Mum and I make our annual pilgrimage to Laura Ann Farms to pick out a grave wreath and visit Nick & Gram. Boom will meat us at the cemetery then we’ll have lunch up the street. I’ll make my annual loop, and stalk the old house on J’s street. Mum and I won’t caravan up to the lake; our traveling speeds don’t match up. But I should cut mine down by 10 mph to avoid the now annual Delaware county speeding ticket. But the road, officer, it gives me such pleasure. Whomever laid it out—I’d think likely the native peoples—has it following the bends in the river. The bald eagles should be back from Canada so I’ll be keeping eyes peeled to peep some–more reason to cut down my mph.
Tonight is still slogging through holiday and year end hammer list. It’ll all get done before I leaf for Cali but currently my lids are getting heavy. I wanted to get this post in—one towards daily, no holidays, no weekends (though I’ve just taken a couple days off. ouch.)—for I ate my last prandium at home for the year.
It’s Sunday night and a holy day. Saturnalia for the polytheists–as yesterday was solstice I’d also say the dates posted on Wiki are off. La lune accroche la pleine haute au-dessus de nos têtes ce soir. There have been big big winds tonight; some almost big enough to lean back into for a lift, but I didn’t make it to the spot to catch the biggest wind. Tant pis. I think I will take a resolution for the new year and finally learn some proper French.

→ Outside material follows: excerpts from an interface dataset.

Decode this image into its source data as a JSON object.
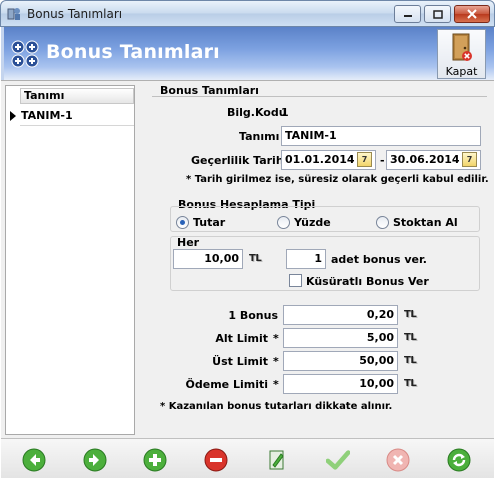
{
  "window": {
    "title": "Bonus Tanımları"
  },
  "header": {
    "title": "Bonus Tanımları",
    "close_label": "Kapat"
  },
  "grid": {
    "column": "Tanımı",
    "rows": [
      "TANIM-1"
    ]
  },
  "form": {
    "section_title": "Bonus Tanımları",
    "code_label": "Bilg.Kodu",
    "code_value": "1",
    "name_label": "Tanımı",
    "name_value": "TANIM-1",
    "date_label": "Geçerlilik Tarihi",
    "date_from": "01.01.2014",
    "date_sep": "-",
    "date_to": "30.06.2014",
    "date_note": "* Tarih girilmez ise, süresiz olarak geçerli kabul edilir.",
    "calc_type_label": "Bonus Hesaplama Tipi",
    "calc_options": [
      {
        "label": "Tutar",
        "selected": true
      },
      {
        "label": "Yüzde",
        "selected": false
      },
      {
        "label": "Stoktan Al",
        "selected": false
      }
    ],
    "per_label": "Her",
    "per_amount": "10,00",
    "currency": "TL",
    "bonus_count": "1",
    "bonus_count_label": "adet bonus ver.",
    "fraction_label": "Küsüratlı Bonus Ver",
    "fraction_checked": false,
    "one_bonus_label": "1 Bonus",
    "one_bonus_value": "0,20",
    "lower_limit_label": "Alt Limit",
    "lower_limit_value": "5,00",
    "upper_limit_label": "Üst Limit",
    "upper_limit_value": "50,00",
    "payment_limit_label": "Ödeme Limiti",
    "payment_limit_value": "10,00",
    "required_mark": "*",
    "footer_note": "* Kazanılan bonus tutarları dikkate alınır."
  },
  "colors": {
    "header_blue": "#5b82c8",
    "nav_green": "#4caf3c",
    "delete_red": "#d9342b"
  },
  "toolbar_icons": [
    "previous-icon",
    "next-icon",
    "add-icon",
    "delete-icon",
    "edit-icon",
    "save-icon",
    "cancel-icon",
    "refresh-icon"
  ]
}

So to the humble meal.
A bit too long in the crisper green beans sauteed with my last shallot
One good handful des haricot verts and wash them in their baggie. Take the whole bunch in your hand. Line up one end on the chopping block and chop the tips off, slowly, with the French knife. Turn the bunch around to line up the other end and chop the tips off. Then chop the haricots in half. Next do battle with the last shallot standing. Chop the ends, skin it, then skinny slice it from the long end to the other. Haricots and shallot in a pan heating a tablespoon of olio and double pat of butter. The wooden slant edge spatula stirs the sauté until the shallot surrenders to General Maillard* at Revereware Glen. Piper nigrum, sel, crushed red pepper. A tall teaspoon Italian bread crumbs over top and sauté until still crunchy but just tender—haricots denté. Served with a half cup or so lefty pastina and shaky parm (Yeah, yeah, yeah.) and pipermill. Seltzer.
I think this is what they call a comfort prandium.
Buen provecho y feliz festives..
*No need for schooling; I am aware it is indeed a carmelization reaction.